A prison letter from Richard Flood
Inhuman conditions in women's prisons
On behalf of myself, my family, and our legal defense
team, I would like to express our sincere and deeply held gratitude and
appreciation for your continued support (See Aug.-Sept. and Nov. 2002 N&Ls).
On April 25, 2003, in a 3-0 ruling, the Appelate Court (Third District) of Illinois issued an order reversing my conviction and sentence based upon a legal technicality, namely, that there is a likelihood that the jury was swayed by inadmissible evidence, and remanding the case for a new trial. Now we must wait 21 days to see if the State files a petition for rehearing or an intent to seek review by the Supreme Court. If the State does neither, then seven days after the 21-day period I will return to the county jail.
We have made the first successful step towards my release from custody. This is nonetheless a bittersweet victory, inasmuch as, had getting out of jail been my main point, I would have accepted the State's original "deal" and been home in December 2001.
We still have a ways to go, as evidenced by the Appelate Court's ruling, in particular their refusal to vindicate and release me outright based upon our insufficiency of evidence claim. Their finding is illogical and exposes an inherent contradiction. It credits the State's theory of the case on the one hand as it pertains to my use of force in defending my wife and myself from attack against multiple armed assailants under the influence of illicit drugs, as to one assailant, and rejects the same theory as to the other assailant.
The State's version of the incident directly conflicts with ours, and therefore, if I were acquitted of the charges related to one assailant, it stands to reason that our version was deemed more credible. How then does the Appelate Court, and the jury for that matter, turn around and credit the State's version of the same incident with regards to the other assailant?
Further, in reversing and remanding the entire case on said legal technicality, the Appelate Court stated that it "need not reach Richard's remaining arguments on appeal," namely, the trial judge's and State's blatant misconduct, vindictiveness, and political bias openly displayed throughout this ordeal. All of that has been conveniently wiped off the slate, as if it had never happened. In effect, the State gets another bite at the apple, and the opportunity to better conceal their animus towards me during this exercise in futility.
It stands to reason that if and when I am remanded for a new trial, the State will attempt to negotiate another "deal" in exchange for a guilty plea, such as "time served," which is the same type of unscrupulous deal the State offered to Aaron Patterson, while knowing beforehand that George Ryan was set to pardon him for a double murder he did not commit.
My family and friends want me home and couldn't care less whether or not the State vindicates me. I am left contemplating whether or not standing upon principle alone equates to all that we have to endure for even a semblance of true justice.

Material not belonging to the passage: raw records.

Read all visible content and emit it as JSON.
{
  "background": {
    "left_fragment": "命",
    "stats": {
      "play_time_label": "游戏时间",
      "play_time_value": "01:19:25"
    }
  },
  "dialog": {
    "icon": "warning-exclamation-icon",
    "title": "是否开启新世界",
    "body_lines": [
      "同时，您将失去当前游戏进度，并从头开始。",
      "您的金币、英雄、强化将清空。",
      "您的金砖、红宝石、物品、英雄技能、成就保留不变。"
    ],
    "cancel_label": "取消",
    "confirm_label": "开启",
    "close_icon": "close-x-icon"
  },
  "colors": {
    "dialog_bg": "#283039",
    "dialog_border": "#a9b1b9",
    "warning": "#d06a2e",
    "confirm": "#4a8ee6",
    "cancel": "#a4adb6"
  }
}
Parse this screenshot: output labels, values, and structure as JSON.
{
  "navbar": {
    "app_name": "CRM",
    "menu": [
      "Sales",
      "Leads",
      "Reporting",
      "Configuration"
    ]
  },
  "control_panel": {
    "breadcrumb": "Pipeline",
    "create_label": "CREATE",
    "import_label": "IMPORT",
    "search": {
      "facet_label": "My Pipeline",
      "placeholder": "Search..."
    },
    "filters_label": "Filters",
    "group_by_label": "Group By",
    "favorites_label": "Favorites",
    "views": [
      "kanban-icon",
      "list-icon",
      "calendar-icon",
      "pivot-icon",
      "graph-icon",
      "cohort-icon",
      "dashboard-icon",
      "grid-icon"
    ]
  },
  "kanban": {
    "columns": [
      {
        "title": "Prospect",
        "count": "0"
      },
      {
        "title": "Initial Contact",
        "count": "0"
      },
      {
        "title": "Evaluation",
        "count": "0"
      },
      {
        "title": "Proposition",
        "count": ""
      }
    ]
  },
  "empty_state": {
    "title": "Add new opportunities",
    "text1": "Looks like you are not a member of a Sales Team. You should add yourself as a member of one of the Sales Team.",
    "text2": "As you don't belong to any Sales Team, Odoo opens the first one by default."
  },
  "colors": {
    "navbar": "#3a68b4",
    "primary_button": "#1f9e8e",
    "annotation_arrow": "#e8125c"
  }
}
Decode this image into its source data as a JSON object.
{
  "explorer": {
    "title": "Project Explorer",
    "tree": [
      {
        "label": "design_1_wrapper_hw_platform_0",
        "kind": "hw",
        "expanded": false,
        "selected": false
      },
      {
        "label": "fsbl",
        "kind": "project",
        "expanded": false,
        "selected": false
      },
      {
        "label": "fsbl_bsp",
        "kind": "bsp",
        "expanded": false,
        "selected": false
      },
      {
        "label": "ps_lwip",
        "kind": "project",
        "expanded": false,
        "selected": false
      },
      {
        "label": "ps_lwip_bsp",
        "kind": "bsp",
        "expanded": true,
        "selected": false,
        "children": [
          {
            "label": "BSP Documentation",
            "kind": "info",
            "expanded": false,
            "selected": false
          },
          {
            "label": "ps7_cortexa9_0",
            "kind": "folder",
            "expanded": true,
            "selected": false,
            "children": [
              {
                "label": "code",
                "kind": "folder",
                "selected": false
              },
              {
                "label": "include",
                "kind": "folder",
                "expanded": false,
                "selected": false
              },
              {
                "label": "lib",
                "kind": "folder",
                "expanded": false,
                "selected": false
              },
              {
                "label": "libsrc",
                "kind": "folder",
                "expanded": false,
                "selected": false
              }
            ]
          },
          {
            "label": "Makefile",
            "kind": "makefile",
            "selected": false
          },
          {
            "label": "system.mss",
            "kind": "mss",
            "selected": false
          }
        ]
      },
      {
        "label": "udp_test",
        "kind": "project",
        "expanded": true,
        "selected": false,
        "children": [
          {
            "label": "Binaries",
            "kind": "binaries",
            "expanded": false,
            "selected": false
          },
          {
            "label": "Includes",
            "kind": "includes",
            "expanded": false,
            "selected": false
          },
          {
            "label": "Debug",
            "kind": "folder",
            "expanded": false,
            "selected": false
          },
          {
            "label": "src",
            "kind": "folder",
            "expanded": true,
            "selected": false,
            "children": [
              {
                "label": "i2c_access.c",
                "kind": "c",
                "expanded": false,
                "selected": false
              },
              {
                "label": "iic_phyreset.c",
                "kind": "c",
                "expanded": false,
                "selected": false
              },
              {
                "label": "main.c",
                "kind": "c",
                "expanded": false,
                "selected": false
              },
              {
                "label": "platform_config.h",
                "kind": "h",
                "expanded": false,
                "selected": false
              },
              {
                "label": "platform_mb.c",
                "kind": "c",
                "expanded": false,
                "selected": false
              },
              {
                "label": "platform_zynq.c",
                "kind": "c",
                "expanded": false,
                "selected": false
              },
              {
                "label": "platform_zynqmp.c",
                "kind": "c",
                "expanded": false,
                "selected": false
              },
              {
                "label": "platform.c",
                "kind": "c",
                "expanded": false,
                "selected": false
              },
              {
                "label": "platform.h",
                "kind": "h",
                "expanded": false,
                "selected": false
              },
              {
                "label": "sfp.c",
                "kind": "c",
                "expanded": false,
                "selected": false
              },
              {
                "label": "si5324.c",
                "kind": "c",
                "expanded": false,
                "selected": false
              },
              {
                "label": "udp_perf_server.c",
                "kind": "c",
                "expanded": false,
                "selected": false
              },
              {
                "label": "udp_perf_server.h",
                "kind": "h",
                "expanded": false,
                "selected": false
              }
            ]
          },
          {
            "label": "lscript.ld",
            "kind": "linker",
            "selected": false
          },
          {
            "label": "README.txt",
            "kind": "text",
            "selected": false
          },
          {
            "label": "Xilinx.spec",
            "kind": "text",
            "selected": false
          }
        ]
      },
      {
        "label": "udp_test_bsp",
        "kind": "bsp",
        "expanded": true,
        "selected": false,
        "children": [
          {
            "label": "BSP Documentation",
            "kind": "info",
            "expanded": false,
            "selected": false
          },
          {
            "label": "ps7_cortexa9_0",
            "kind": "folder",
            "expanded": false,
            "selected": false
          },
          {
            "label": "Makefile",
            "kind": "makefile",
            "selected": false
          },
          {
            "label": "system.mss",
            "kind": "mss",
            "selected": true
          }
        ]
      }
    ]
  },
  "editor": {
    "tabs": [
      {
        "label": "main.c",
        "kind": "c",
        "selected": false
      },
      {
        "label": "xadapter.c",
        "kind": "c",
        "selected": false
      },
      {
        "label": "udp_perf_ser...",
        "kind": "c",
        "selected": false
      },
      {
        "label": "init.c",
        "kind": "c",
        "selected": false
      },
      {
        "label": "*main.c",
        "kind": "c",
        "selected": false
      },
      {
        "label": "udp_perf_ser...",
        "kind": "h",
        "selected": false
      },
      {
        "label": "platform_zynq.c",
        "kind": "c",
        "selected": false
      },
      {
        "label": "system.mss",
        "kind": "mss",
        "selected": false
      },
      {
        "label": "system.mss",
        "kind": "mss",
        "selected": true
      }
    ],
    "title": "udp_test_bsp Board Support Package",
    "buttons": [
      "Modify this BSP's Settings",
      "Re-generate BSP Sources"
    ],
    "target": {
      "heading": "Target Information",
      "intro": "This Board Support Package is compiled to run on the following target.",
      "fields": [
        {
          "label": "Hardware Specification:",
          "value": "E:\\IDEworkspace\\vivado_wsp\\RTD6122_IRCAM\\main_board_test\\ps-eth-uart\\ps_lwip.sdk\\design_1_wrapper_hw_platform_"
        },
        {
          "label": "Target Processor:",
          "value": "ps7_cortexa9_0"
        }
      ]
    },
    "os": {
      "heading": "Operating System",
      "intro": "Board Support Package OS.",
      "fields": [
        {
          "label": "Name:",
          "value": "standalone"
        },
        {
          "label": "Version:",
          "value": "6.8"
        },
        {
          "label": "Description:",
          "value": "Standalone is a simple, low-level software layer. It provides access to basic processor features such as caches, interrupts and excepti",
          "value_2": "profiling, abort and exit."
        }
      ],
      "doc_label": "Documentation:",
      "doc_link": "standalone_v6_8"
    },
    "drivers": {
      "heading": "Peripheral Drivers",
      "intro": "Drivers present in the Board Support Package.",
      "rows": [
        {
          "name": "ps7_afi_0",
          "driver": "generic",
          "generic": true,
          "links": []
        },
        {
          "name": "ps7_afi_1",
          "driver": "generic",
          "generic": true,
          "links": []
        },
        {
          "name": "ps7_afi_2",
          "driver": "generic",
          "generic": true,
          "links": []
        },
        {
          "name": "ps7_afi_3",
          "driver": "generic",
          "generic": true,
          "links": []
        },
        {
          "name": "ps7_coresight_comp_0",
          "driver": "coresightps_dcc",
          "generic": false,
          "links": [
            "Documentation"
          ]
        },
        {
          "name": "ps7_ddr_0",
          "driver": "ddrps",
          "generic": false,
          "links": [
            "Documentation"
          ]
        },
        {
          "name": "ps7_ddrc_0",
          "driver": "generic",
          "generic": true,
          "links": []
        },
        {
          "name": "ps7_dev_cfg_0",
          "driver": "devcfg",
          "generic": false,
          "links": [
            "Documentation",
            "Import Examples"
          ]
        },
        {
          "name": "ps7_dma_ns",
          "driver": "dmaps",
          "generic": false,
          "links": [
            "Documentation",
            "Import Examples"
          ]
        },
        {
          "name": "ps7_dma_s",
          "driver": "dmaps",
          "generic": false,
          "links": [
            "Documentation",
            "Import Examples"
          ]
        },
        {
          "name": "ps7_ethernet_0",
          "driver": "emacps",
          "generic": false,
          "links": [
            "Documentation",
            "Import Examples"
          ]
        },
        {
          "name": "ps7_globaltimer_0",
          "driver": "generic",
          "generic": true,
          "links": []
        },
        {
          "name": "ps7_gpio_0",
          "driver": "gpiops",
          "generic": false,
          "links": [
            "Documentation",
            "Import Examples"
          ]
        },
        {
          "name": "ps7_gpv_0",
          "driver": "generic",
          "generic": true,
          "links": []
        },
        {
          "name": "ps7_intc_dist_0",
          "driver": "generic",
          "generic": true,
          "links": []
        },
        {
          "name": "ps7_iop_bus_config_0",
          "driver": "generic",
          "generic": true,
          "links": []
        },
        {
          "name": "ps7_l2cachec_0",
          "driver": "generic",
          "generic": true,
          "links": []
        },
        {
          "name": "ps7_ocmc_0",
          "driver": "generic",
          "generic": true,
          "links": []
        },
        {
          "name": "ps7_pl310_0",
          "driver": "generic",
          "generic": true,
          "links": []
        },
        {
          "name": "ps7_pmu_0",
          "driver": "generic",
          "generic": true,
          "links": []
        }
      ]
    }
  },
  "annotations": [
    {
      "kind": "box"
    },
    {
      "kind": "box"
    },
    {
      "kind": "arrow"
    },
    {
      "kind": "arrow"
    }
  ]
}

Still, none of those cops, judges or lawyers were present at that gas station on the time and date in question. I was, and I know in my mind and heart that my only intentions were to protect my wife and get her out of harm's way. I believe that I was well within my natural rights as a human being. Further, regardless of my previous record, I also believe that I was within my legal rights as a citizen.
However, it appears that a former political prisoner and revolutionary activist doesn't enjoy these rights in the U.S. Perhaps I should humble myself, take the deal, and then try to get a pardon from some scandal-plagued governor.
In solidarity, Richard Flood
Published by News and Letters Committees